Introduced by Emanuele Cimiotta and Maria Irene Papa

In October 2013, Haiti cholera victims filed a class action complaint against the United Nations (UN) in the Southern District Court of New York, claiming UN responsibility for ‘the negligent, reckless, and tortious conduct’ that had caused the outbreak of the epidemic, and seeking compensation (Georges et al v United Nations et al). Evidence provided by various scientific investigations, including a study carried out by a UN panel of independent experts, shows that the disease was brought to Haiti after the 2010 earthquake by a battalion of Nepalese peacekeepers, acting within the United Nations Stabilization Mission in Haiti (MINUSTAH). The epidemic caused approximately 8.000 deaths.

The class action followed the UN’s explicit refusal to provide redress to cholera victims and to provide for an appropriate mode of settlement for the private law disputes, as required by Article VIII, Section 29 of the 1946 Convention on the Privileges and Immunities of the United Nations (the General Convention), as well as by the Status of Forces Agreement between Haiti and the UN. According to the UN, the dispute at hand involves ‘a review of political and policy matters’. It does not have a private law character. Therefore, those rules do not apply.

The Haiti Cholera Case has to be assessed in the context of the broader ongoing debate about the UN’s accountability. The jurisdictional immunity of international organizations in domestic courts is increasingly being brought into question. There is a growing plea to update it, with a view to reducing its scope and balancing it with the individual right of access to justice. Such demands have gained some success over time: recent judicial practice has shown a trend to restrict that immunity.

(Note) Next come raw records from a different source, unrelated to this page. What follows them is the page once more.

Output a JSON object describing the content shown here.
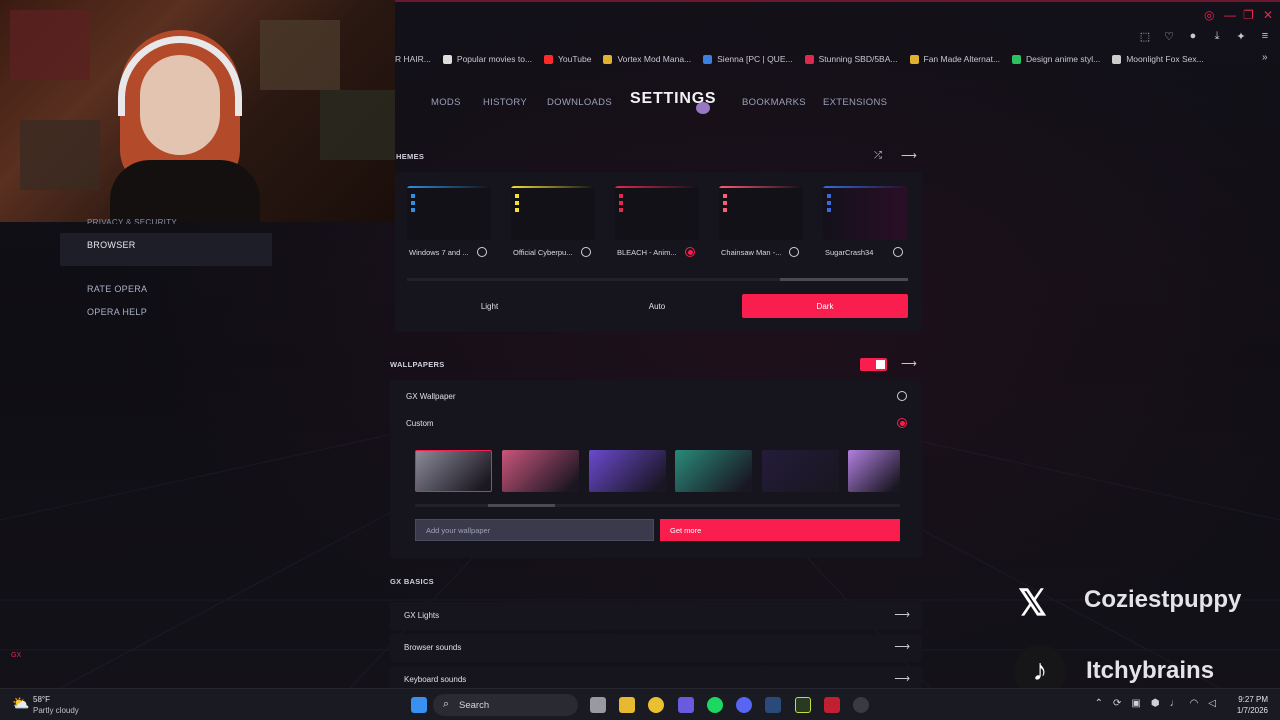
{
  "bookmarks": [
    {
      "label": "R HAIR...",
      "icon": "bookmark-icon",
      "color": "#888888"
    },
    {
      "label": "Popular movies to...",
      "icon": "page-icon",
      "color": "#dddddd"
    },
    {
      "label": "YouTube",
      "icon": "youtube-icon",
      "color": "#ff2b2b"
    },
    {
      "label": "Vortex Mod Mana...",
      "icon": "vortex-icon",
      "color": "#e0b030"
    },
    {
      "label": "Sienna [PC | QUE...",
      "icon": "shield-icon",
      "color": "#3a80e0"
    },
    {
      "label": "Stunning SBD/5BA...",
      "icon": "red-square-icon",
      "color": "#e0294f"
    },
    {
      "label": "Fan Made Alternat...",
      "icon": "star-icon",
      "color": "#e0b030"
    },
    {
      "label": "Design anime styl...",
      "icon": "green-circle-icon",
      "color": "#2cc060"
    },
    {
      "label": "Moonlight Fox Sex...",
      "icon": "link-icon",
      "color": "#cccccc"
    }
  ],
  "nav": {
    "mods": "MODS",
    "history": "HISTORY",
    "downloads": "DOWNLOADS",
    "settings": "SETTINGS",
    "bookmarks": "BOOKMARKS",
    "extensions": "EXTENSIONS"
  },
  "sidebar": {
    "partial": "PRIVACY & SECURITY",
    "browser": "BROWSER",
    "rate": "RATE OPERA",
    "help": "OPERA HELP"
  },
  "themes": {
    "title": "HEMES",
    "items": [
      {
        "name": "Windows 7 and ...",
        "accent": "#2f8fe0",
        "selected": false
      },
      {
        "name": "Official Cyberpu...",
        "accent": "#f0e030",
        "selected": false
      },
      {
        "name": "BLEACH - Anim...",
        "accent": "#e0294f",
        "selected": true
      },
      {
        "name": "Chainsaw Man -...",
        "accent": "#ff5a78",
        "selected": false
      },
      {
        "name": "SugarCrash34",
        "accent": "#3a6ae0",
        "selected": false
      }
    ],
    "modes": {
      "light": "Light",
      "auto": "Auto",
      "dark": "Dark"
    },
    "active_mode": "Dark"
  },
  "wallpapers": {
    "title": "WALLPAPERS",
    "enabled": true,
    "gx_wallpaper": "GX Wallpaper",
    "custom": "Custom",
    "selected": "Custom",
    "thumb_colors": [
      "#8a8a96",
      "#c9557a",
      "#6a4ad0",
      "#2a8a7a",
      "#241c3a",
      "#b080e0"
    ],
    "add_button": "Add your wallpaper",
    "get_more": "Get more"
  },
  "gx_basics": {
    "title": "GX BASICS",
    "rows": [
      "GX Lights",
      "Browser sounds",
      "Keyboard sounds"
    ]
  },
  "overlay": {
    "x_handle": "Coziestpuppy",
    "tiktok_handle": "Itchybrains"
  },
  "taskbar": {
    "temp": "58°F",
    "weather": "Partly cloudy",
    "search": "Search",
    "time": "9:27 PM",
    "date": "1/7/2026"
  },
  "gx_label": "GX",
  "colors": {
    "accent": "#fa1e4e",
    "panel": "#16151d",
    "background": "#0e0d13"
  }
}
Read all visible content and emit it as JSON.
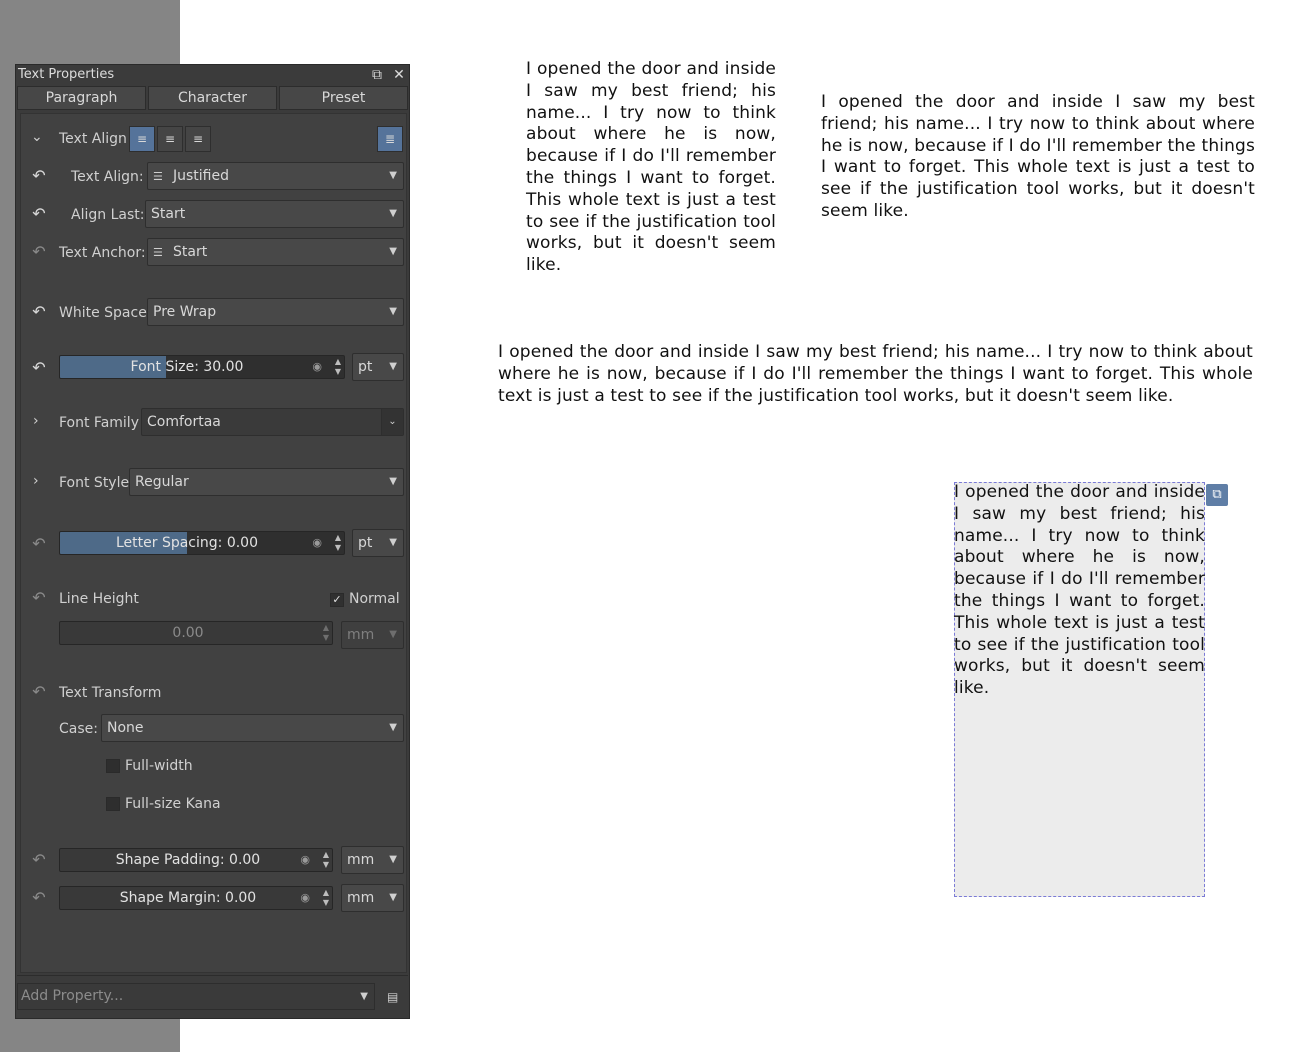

Nevertheless, the UN has remained unaffected by this trend, notwithstanding the enlargement of its activities in the field of international peace and security. Domestic courts continue to uphold its immunity, as in the Mothers of Srebrenica case where the European Court of Human Rights found that the Dutch courts’ grant of immunity to the UN did not violate Article 6 of the European Convention on Human Rights.

A similar approach was adopted in the Opinion on United Nations Immunity, rendered on 9 January 2015 by District Court Judge Oetken in Georges et al v United Nations et al, which dismissed the case for lack of subject-matter jurisdiction. According to Judge Oetken, the UN enjoys absolute immunity from suit, unless it expressly waives it. He refused to consider this privilege contingent on the fulfilment of the duty to provide a mechanism to solve third-party claims. The applicants appealed this ruling and two other similar class actions are still pending in US courts. Consequently, the issues raised by this case are far from being definitively settled.

The problem concerning the extent of UN immunities goes far beyond the case at hand, even if the fate of the Haiti cholera victims is indicative of the aberrations to which absolute immunity can lead. It is hard to accept that the UN could decline its responsibility, by asserting blanket immunity for peacekeeping operations which manifestly fail to meet diligence standards and run against their objectives. This is all the more so given the UN’s continued failure to establish alternative mechanisms for adjudicating victims’ claims resulting from such operations.

Three main legal questions hence arise. First, what is the relationship between the UN’s absolute immunity, prescribed by Article II, Section 2 of the General Convention, and the UN’s obligation to provide for alternative modalities to settle individual third-party claims under Article VIII, Section 29 of the same Convention? Second, are disputes stemming from UN forces’ activities ‘of a private law character’? Finally, can the availability of alternative dispute settlement mechanisms, as a necessary condition to the immunity grant, be constructed on other legal grounds that Judge Oetken did not take into account(such as, relevant UN legal instruments or international human rights law)? In particular, how can the UN’s absolute immunity be reconciled with the UN’s role in promoting and ensuring respect for human rights, including the individual right of access to justice?

Rosa Freedman and Nicolas Lemay-Hebert, on the one hand, and Riccardo Pavoni, on the other hand, address these issues from different point of views and following different approaches. However, they both put the Haiti Cholera Case into a wider context and assess recent judicial developments concerning the immunity of international organizations. As a result, they rely on the ‘alternative remedy’ test to find a more balanced solution to the conflict between UN immunity and the individual right of access to a court.